PBREF 2 is the first WTE plant in the U.S. to have a selective catalytic reduction (SCR) system installed for NOx control. It operates a low-dust, low-temperature SCR system, installed downstream of the baghouse. Vaporized aqueous ammonia is injected through a manifold and injection grid system into the flue gases upstream of the catalyst reactor. The flue gases then pass down through ceramic catalyst blocks, where NOx is converted to nitrogen and water vapor through a reaction with the ammonia in the presence of the catalyst (chiefly made of titanium oxide). An added benefit of the SCR is that it further reduces dioxins and furans that may remain in the flue gases at that point in the process.


The plant’s emissions have been stellar. During plant acceptance testing conducted by an independent contractor, PBREF 2 achieved all of its permit emissions guarantees. Many of the results were an order of magnitude below the plant’s emissions limits, making it a best-in-class WTE facility.

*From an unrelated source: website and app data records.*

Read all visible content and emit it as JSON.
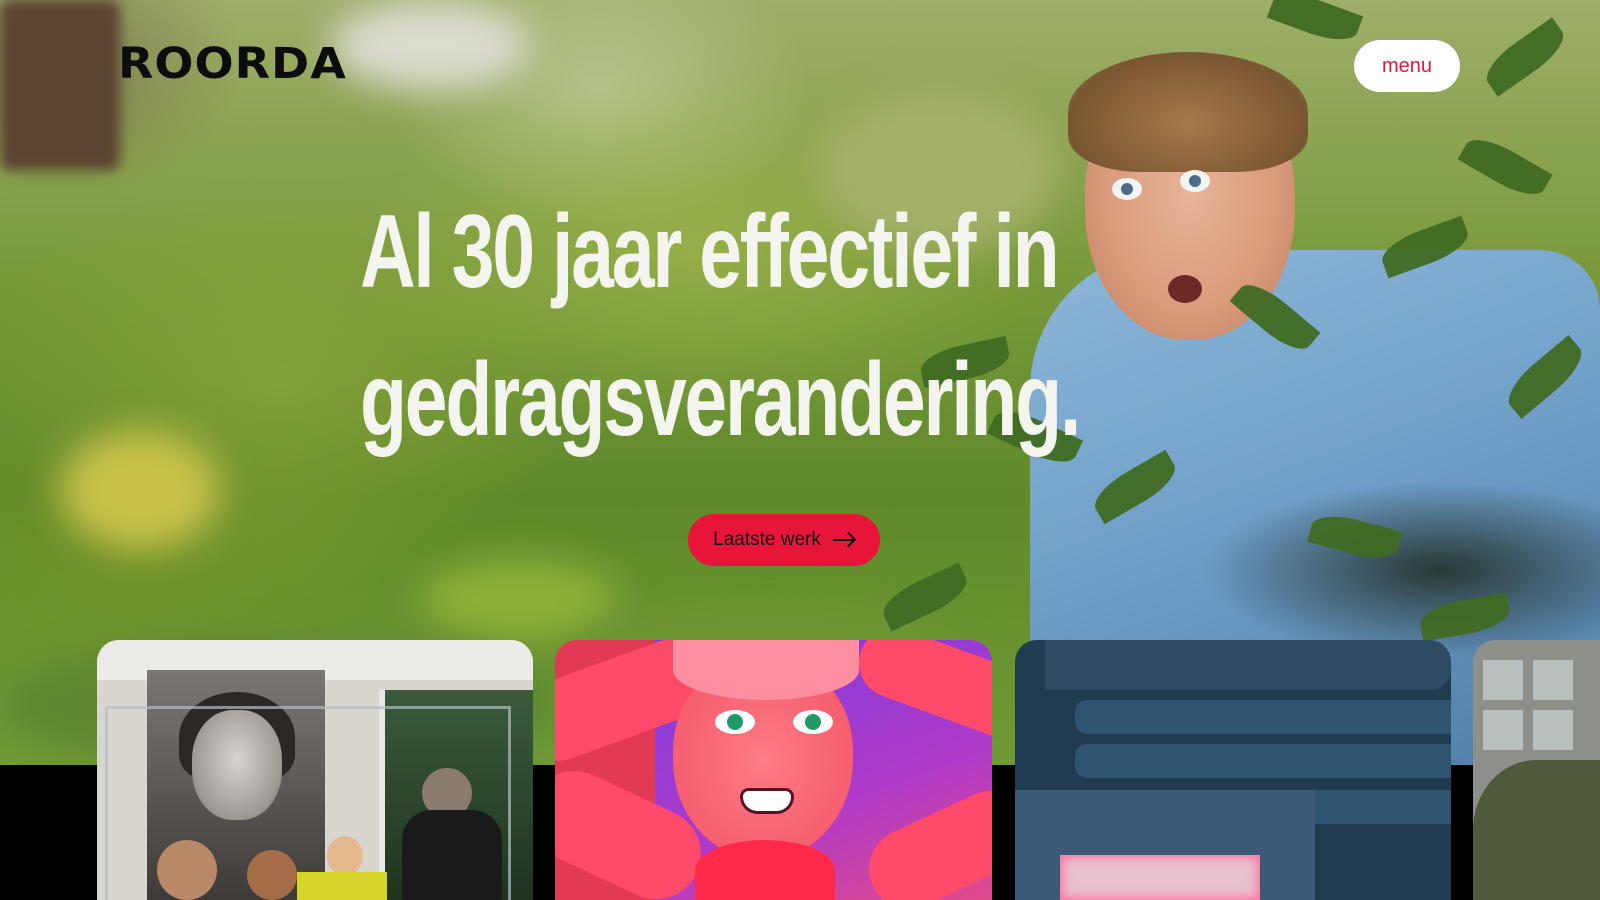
{
  "header": {
    "logo": "ROORDA",
    "menu_label": "menu"
  },
  "hero": {
    "headline_line1": "Al 30 jaar effectief in",
    "headline_line2": "gedragsverandering.",
    "cta_label": "Laatste werk",
    "cta_icon": "arrow-right-icon"
  },
  "colors": {
    "accent": "#e8153a",
    "headline": "#f5f5f0",
    "logo": "#0c0c0c"
  },
  "cards": [
    {
      "name": "project-card-1"
    },
    {
      "name": "project-card-2"
    },
    {
      "name": "project-card-3"
    },
    {
      "name": "project-card-4"
    }
  ]
}
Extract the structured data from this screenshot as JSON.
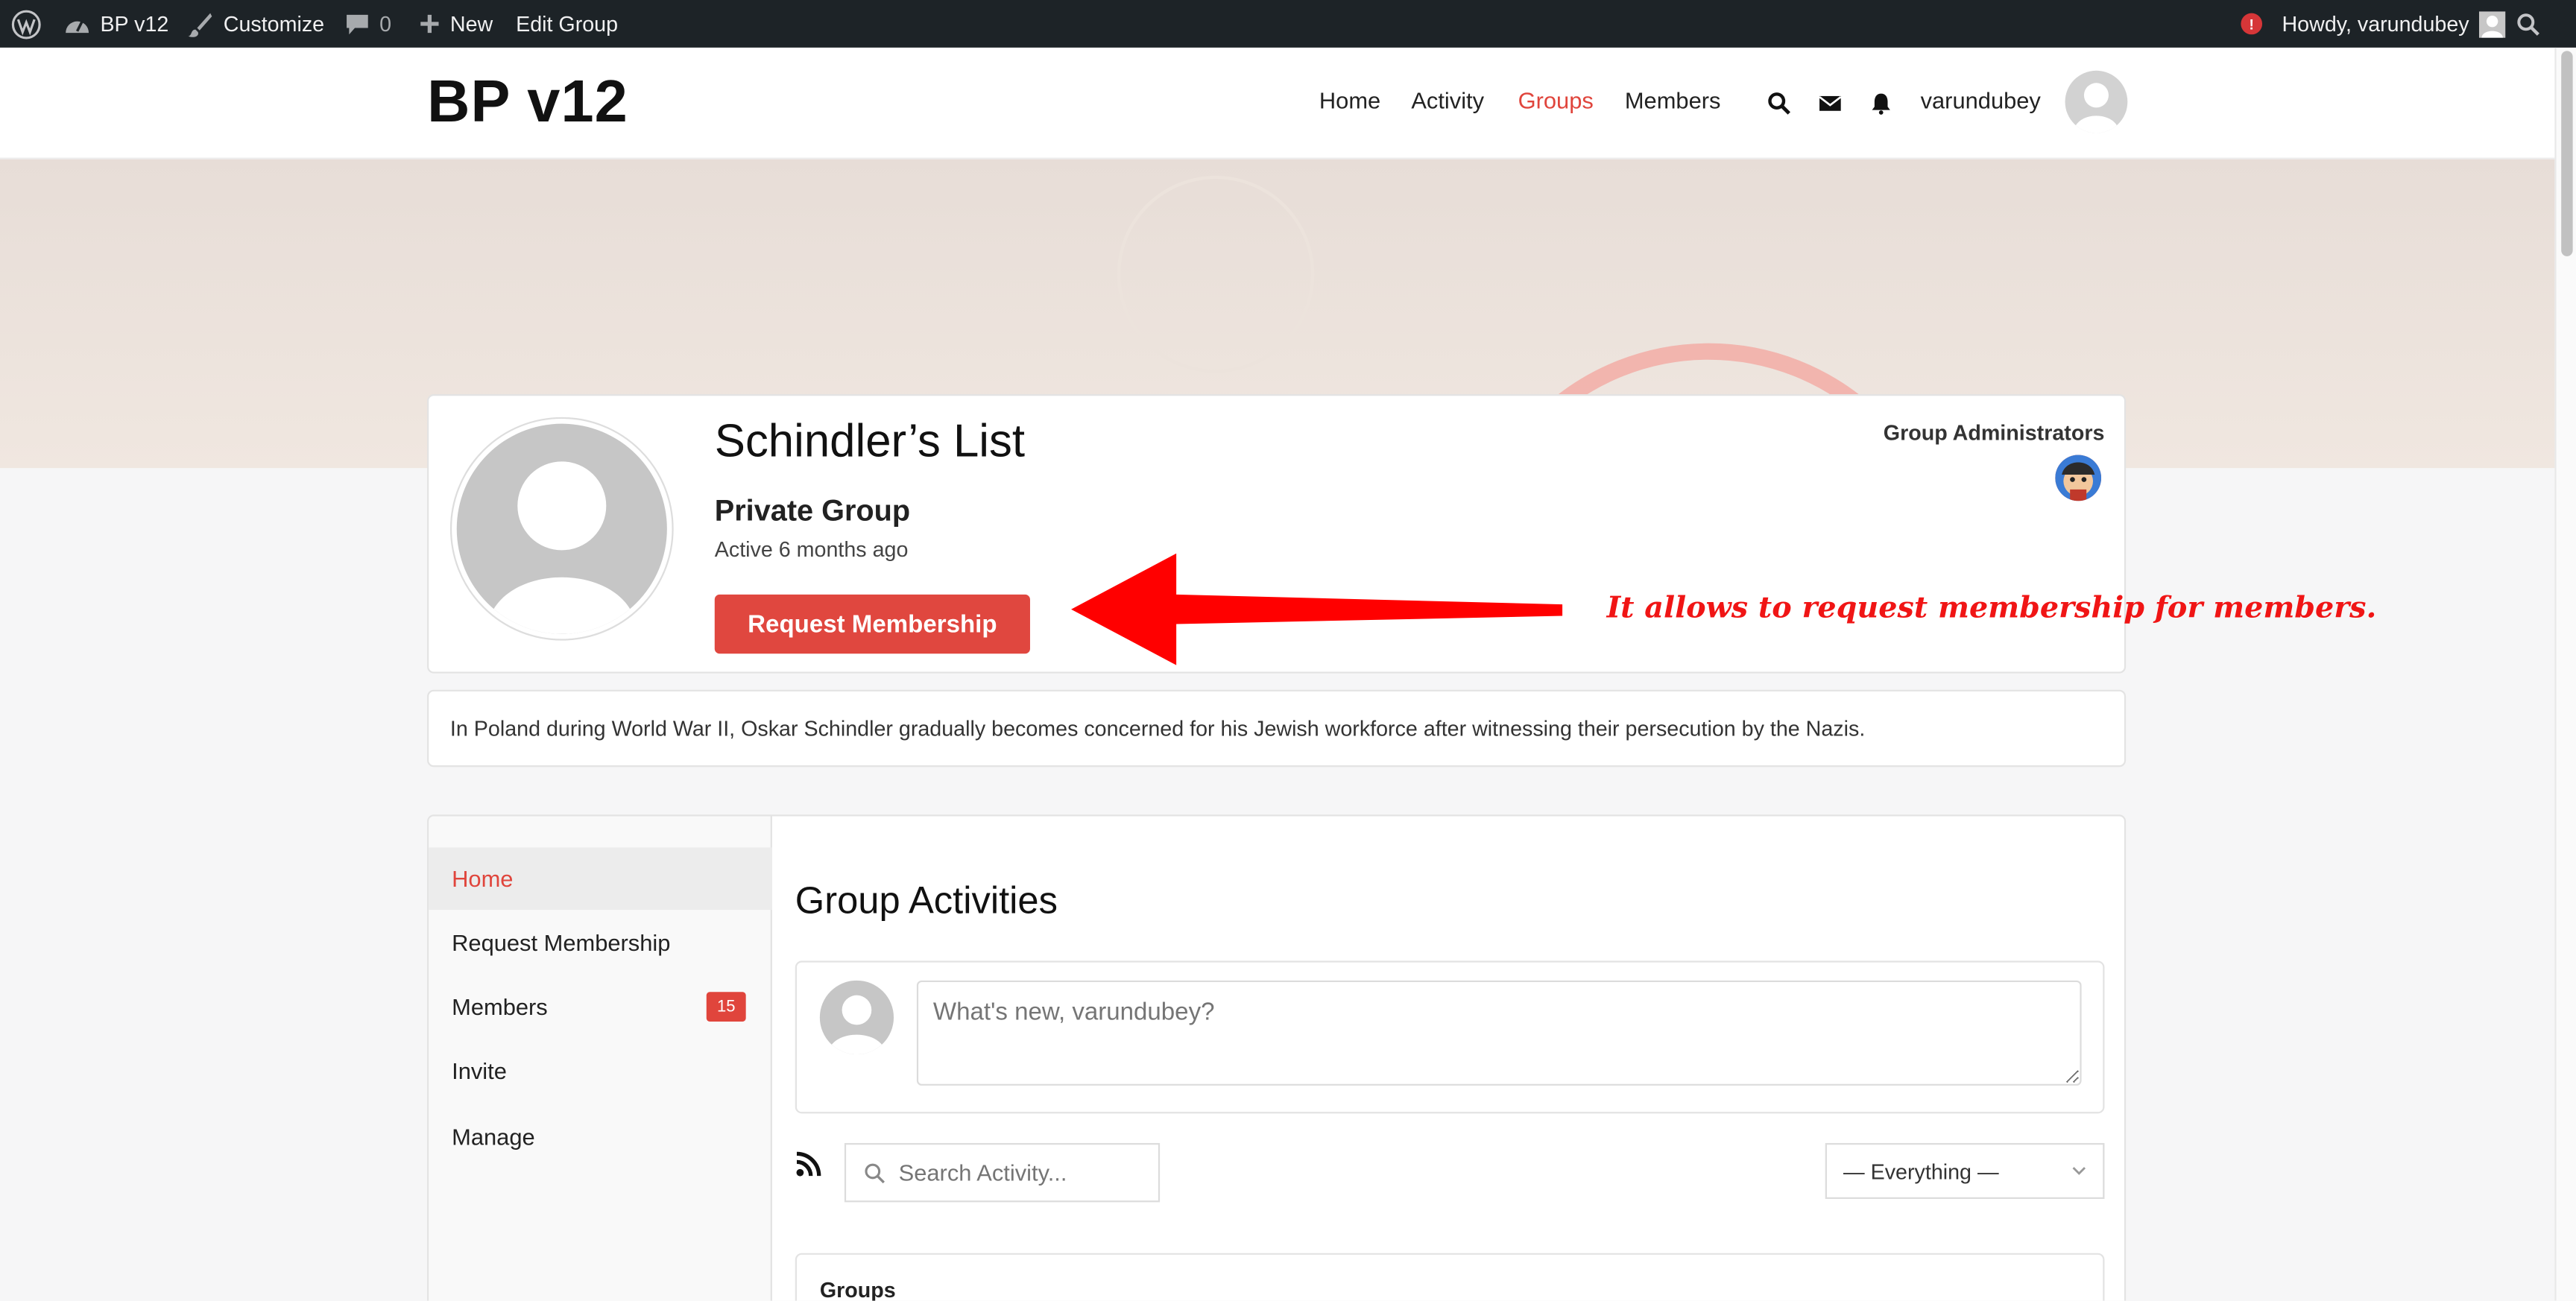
{
  "admin_bar": {
    "wp_logo_icon": "wordpress-icon",
    "site_name": "BP v12",
    "customize": "Customize",
    "comments_count": "0",
    "new_label": "New",
    "edit_group": "Edit Group",
    "notice_badge": "!",
    "howdy": "Howdy, varundubey"
  },
  "header": {
    "site_title": "BP v12",
    "nav": [
      "Home",
      "Activity",
      "Groups",
      "Members"
    ],
    "active_nav": "Groups",
    "username": "varundubey"
  },
  "group": {
    "name": "Schindler’s List",
    "type": "Private Group",
    "last_active": "Active 6 months ago",
    "request_button": "Request Membership",
    "admins_label": "Group Administrators",
    "description": "In Poland during World War II, Oskar Schindler gradually becomes concerned for his Jewish workforce after witnessing their persecution by the Nazis."
  },
  "annotation": {
    "text": "It allows to request membership for members.",
    "color": "#f01515"
  },
  "group_nav": {
    "items": [
      {
        "label": "Home",
        "active": true
      },
      {
        "label": "Request Membership"
      },
      {
        "label": "Members",
        "count": "15"
      },
      {
        "label": "Invite"
      },
      {
        "label": "Manage"
      }
    ]
  },
  "activity": {
    "title": "Group Activities",
    "post_placeholder": "What's new, varundubey?",
    "search_placeholder": "Search Activity...",
    "filter_selected": "— Everything —",
    "first_card_title": "Groups"
  },
  "colors": {
    "accent": "#e0453c",
    "admin_bar": "#1d2327"
  }
}
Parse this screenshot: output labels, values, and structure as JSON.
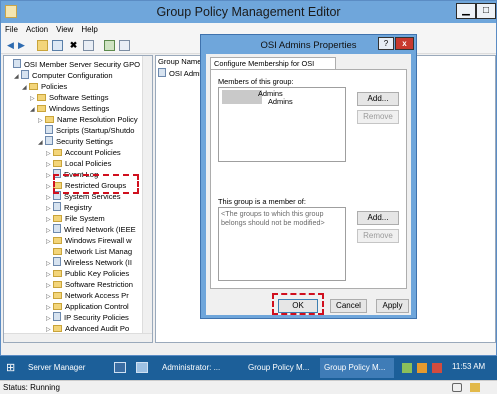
{
  "window": {
    "title": "Group Policy Management Editor"
  },
  "menu": [
    "File",
    "Action",
    "View",
    "Help"
  ],
  "tree": {
    "items": [
      {
        "label": "OSI Member Server Security GPO [ADI",
        "indent": 0
      },
      {
        "label": "Computer Configuration",
        "indent": 1
      },
      {
        "label": "Policies",
        "indent": 2
      },
      {
        "label": "Software Settings",
        "indent": 3
      },
      {
        "label": "Windows Settings",
        "indent": 3
      },
      {
        "label": "Name Resolution Policy",
        "indent": 4
      },
      {
        "label": "Scripts (Startup/Shutdo",
        "indent": 4
      },
      {
        "label": "Security Settings",
        "indent": 4
      },
      {
        "label": "Account Policies",
        "indent": 5
      },
      {
        "label": "Local Policies",
        "indent": 5
      },
      {
        "label": "Event Log",
        "indent": 5
      },
      {
        "label": "Restricted Groups",
        "indent": 5
      },
      {
        "label": "System Services",
        "indent": 5
      },
      {
        "label": "Registry",
        "indent": 5
      },
      {
        "label": "File System",
        "indent": 5
      },
      {
        "label": "Wired Network (IEEE",
        "indent": 5
      },
      {
        "label": "Windows Firewall w",
        "indent": 5
      },
      {
        "label": "Network List Manag",
        "indent": 5
      },
      {
        "label": "Wireless Network (II",
        "indent": 5
      },
      {
        "label": "Public Key Policies",
        "indent": 5
      },
      {
        "label": "Software Restriction",
        "indent": 5
      },
      {
        "label": "Network Access Pr",
        "indent": 5
      },
      {
        "label": "Application Control",
        "indent": 5
      },
      {
        "label": "IP Security Policies",
        "indent": 5
      },
      {
        "label": "Advanced Audit Po",
        "indent": 5
      }
    ]
  },
  "right_pane": {
    "column_header": "Group Name",
    "row": "OSI Admi"
  },
  "dialog": {
    "title": "OSI Admins Properties",
    "help": "?",
    "close": "x",
    "tab": "Configure Membership for OSI Admins",
    "members_label": "Members of this group:",
    "members": [
      "Admins",
      "Admins"
    ],
    "add": "Add...",
    "remove": "Remove",
    "memberof_label": "This group is a member of:",
    "memberof_text": "<The groups to which this group belongs should not be modified>",
    "ok": "OK",
    "cancel": "Cancel",
    "apply": "Apply"
  },
  "taskbar": {
    "items": [
      "Server Manager",
      "Administrator: ...",
      "Group Policy M...",
      "Group Policy M..."
    ],
    "time": "11:53 AM"
  },
  "status": "Status: Running"
}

For perspective, consider that in the 1980s, before importance was placed on reducing dioxin and furan emissions, some WTE facilities had dioxin/furan emissions equivalent to more than 10,000 nanograms per dry standard cubic meter (ng/dscm). Of course, all WTE plants have been upgraded since that time, but during PBREF 2’s testing, dioxin/furan emissions were 0.21–0.36 ng/dscm, which was far better than required (its permit allows up to 10 ng/dscm).

And WTE plants are great recyclers. PBREF 2’s bottom and fly ash are conveyed to an ash management building, where a rotary magnet removes ferrous metals and an eddy current separator removes nonferrous metals from the ash stream. Around 2,000 tons of ferrous and 100 tons of nonferrous metals are recovered by the system in a typical month. The remaining ash is collected in bunkers until it can be loaded onto trucks and disposed of in a landfill.

“The completion of this state-of-the-art facility represents the culmination of a 10-year effort that virtually ensures to the taxpayers of Palm Beach County that their solid waste will be disposed of in the most efficient and environmentally sensitive method available in the world today long into the future,” Ray Schauer, director of Engineering and Public Works for SWA, said in a press release announcing the grand opening of the plant. “PBREF 2 is a jewel in the crown of SWA’s award winning Integrated Solid Waste Management System that will set the standard for performance and environmental sustainability in North America.” ■

Aaron Larson is a POWER associate editor.